Governor Nasir El-Rufai
Kaduna state Governor, Nasir El-Rufai has stated that the low cut-off marks needed to secure admission into northern universities via the Unified Tertiary Matriculation Examination (UTME) is making youths in the North "lazy".
The Kaduna state Governor who said this during the plenary session on “Rethinking Sub-National Competitiveness” at the ongoing Nigerian Economic Summit, stated that even though many think JAMB is building the nation with different cut-off mark for different states, they are however dividing it.
El-Rufai also rhetorically asked if the North has caught up with people from other regions even though JAMB is giving them lower cut-off marks.
“The northerners are at advantage. The low JAMB cut-off mark is making northern youth lazy rather than encouraging them. Despite the advantage of the education in Nigeria, we have the highest number of children out of school.
“For example, Joint Admissions Matriculation Board, (JAMB), gives different cut-off mark for different states and you say you are building a nation, no you are dividing it.
“I am from the north but we have suffered educational disadvantage and the JAMB has given us lower cut-off mark to catch up, have we caught up?
“It is making people lazy."
On selecting leaders based on their ‘origin’, El-Rufai said;
“This has become a big problem for Nigeria. Zoning in political parties cannot solve the economic problems we are facing. Selecting the best person to get the job done will benefit everyone.
“The best we can do is to give everyone equal opportunity.”
The Kaduna state Governor also called for the federal police and judiciary to be reformed to improve their effectiveness.
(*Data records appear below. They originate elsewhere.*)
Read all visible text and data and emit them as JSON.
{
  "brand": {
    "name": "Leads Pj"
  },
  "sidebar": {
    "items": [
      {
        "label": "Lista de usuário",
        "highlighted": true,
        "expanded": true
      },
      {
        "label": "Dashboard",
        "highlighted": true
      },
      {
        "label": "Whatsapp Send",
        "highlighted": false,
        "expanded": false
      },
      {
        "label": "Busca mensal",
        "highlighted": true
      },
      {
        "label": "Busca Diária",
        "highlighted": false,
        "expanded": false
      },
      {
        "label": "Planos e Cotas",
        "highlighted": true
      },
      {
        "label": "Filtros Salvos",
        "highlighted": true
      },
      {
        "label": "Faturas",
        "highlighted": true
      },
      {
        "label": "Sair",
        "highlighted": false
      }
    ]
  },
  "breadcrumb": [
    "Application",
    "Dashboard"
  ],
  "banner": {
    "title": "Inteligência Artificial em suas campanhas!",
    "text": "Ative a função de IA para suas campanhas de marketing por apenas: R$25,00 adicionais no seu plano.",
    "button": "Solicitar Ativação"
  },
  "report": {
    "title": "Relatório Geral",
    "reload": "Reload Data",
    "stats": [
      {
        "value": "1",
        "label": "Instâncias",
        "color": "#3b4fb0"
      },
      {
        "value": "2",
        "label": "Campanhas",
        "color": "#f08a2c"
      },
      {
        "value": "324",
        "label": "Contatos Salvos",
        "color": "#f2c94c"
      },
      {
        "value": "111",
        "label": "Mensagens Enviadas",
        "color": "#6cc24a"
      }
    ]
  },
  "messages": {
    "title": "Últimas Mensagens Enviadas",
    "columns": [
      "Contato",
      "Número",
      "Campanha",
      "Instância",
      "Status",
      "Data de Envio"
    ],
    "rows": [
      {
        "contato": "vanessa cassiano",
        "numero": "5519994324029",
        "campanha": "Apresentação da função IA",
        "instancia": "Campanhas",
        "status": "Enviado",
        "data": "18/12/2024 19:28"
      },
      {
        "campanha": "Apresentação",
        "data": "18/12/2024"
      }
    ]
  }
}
“Implement state policing. Some governors have more influence on the police than others; state governors cannot control security actions except there is an order from the IGP. This makes state governors handicapped in serious matters.
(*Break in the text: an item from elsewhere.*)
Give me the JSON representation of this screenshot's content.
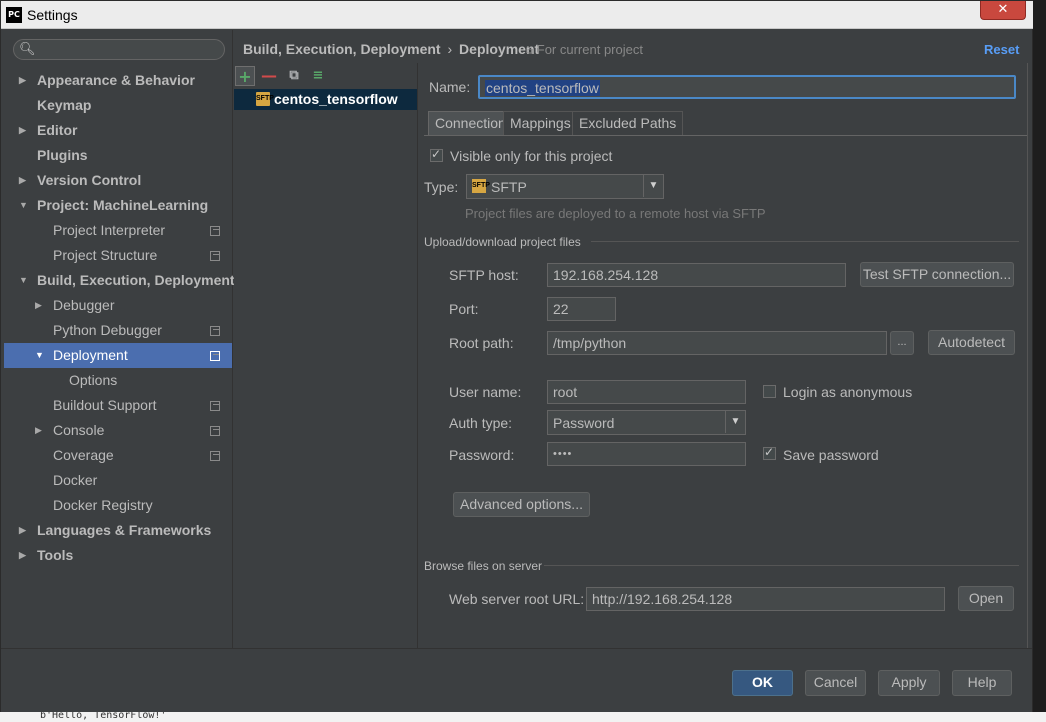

“Same is applied to the judiciary system. We are the only country in the world that is running a federal judiciary system. This has exposed the sector to inefficiency. There are decisions for states to take for example, land issues, traditional issues.”